Stabler passed away from colon cancer, but an examination of his brain posthumously revealed the legendary quarterback suffered from CTE for years prior to his passing.

The New York Times gives essential context about the link between playing football and CTE:

On a scale of 1 to 4, Stabler had high Stage 3 chronic traumatic encephalopathy, or C.T.E., the degenerative brain disease believed to be caused by repeated blows to the head, according to researchers at Boston University. The relationship between concussions and brain degeneration is still poorly understood, and some experts caution that other factors, like unrelated mood problems or dementia, might contribute to symptoms experienced by those later found to have had C.T.E.
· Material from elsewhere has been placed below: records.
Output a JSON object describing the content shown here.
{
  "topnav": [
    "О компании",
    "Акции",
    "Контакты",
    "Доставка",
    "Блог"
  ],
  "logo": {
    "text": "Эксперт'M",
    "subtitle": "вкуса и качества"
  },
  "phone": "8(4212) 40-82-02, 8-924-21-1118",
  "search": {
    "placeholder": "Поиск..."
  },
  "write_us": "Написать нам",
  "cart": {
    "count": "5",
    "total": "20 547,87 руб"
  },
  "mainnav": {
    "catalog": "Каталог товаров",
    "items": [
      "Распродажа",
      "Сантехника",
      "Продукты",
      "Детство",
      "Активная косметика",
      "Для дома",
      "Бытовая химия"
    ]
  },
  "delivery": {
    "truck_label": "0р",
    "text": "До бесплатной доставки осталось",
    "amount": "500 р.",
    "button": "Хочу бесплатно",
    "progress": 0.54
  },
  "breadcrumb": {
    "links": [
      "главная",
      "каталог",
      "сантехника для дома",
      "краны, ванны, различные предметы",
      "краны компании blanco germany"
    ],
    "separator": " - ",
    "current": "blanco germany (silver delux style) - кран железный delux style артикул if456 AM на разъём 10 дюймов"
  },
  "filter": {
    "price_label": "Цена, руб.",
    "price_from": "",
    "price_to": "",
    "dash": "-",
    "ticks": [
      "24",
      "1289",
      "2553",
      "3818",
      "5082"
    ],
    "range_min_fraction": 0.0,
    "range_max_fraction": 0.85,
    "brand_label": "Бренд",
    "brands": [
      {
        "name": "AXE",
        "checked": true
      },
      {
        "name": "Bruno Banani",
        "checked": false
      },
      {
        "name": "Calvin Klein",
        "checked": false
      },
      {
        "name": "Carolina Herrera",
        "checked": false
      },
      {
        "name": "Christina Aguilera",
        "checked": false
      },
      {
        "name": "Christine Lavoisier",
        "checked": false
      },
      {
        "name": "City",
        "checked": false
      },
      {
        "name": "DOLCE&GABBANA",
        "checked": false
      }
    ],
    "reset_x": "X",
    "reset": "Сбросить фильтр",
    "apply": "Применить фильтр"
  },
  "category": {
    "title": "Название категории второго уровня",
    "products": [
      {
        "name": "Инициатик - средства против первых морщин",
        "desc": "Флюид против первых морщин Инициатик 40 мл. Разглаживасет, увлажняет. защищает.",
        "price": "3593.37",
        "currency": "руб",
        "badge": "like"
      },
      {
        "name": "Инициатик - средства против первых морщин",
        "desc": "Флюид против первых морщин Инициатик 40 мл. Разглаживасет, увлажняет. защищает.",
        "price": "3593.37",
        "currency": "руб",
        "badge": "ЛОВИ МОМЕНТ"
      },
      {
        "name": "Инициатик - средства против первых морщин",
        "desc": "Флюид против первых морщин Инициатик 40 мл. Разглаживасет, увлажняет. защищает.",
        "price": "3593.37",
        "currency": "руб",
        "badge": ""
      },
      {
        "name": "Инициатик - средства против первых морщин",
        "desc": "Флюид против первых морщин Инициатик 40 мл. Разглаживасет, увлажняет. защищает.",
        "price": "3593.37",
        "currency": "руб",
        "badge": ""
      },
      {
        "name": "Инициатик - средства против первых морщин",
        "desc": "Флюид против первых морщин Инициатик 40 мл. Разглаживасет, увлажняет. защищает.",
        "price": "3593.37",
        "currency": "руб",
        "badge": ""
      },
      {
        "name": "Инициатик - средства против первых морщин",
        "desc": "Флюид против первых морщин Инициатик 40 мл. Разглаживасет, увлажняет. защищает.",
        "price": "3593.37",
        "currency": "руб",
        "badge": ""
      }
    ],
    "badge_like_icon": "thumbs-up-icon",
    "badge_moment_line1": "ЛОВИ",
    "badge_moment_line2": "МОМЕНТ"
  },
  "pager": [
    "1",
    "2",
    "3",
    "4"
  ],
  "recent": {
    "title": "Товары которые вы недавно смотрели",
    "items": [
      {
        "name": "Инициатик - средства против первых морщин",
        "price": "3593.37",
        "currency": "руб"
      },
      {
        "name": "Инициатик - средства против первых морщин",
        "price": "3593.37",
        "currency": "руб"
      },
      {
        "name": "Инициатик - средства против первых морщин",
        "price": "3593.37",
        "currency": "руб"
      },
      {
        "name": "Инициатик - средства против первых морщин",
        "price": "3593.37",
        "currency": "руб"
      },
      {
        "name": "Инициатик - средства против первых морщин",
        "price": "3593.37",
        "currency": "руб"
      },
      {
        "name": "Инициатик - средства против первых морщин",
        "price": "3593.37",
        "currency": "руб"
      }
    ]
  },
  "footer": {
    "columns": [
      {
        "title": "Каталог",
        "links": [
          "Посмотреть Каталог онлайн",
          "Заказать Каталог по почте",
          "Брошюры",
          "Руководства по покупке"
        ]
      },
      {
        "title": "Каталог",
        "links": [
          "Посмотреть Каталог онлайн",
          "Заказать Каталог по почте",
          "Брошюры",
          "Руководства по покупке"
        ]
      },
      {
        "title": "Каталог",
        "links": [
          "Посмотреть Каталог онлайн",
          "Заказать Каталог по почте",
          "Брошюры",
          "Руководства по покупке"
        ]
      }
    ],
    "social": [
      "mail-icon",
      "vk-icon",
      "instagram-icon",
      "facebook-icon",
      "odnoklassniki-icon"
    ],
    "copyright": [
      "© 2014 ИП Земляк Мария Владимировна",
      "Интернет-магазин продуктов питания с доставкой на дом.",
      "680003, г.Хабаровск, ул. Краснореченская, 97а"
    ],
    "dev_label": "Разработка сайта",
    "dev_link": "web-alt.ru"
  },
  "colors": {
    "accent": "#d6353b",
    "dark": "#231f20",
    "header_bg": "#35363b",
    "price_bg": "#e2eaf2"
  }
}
What's most surprising about the diagnosis, perhaps, is Stabler's position on the field. Because there are five 300-pound-plus humans (offensive linemen) whose primary job it is to protect you from being touched at all times, it's thought to be by far the safest position in football. Evidently, even the safest position can't protect one from suffering the horrors of CTE.


Michael Rosen is a reporter for Fusion based out of Oakland.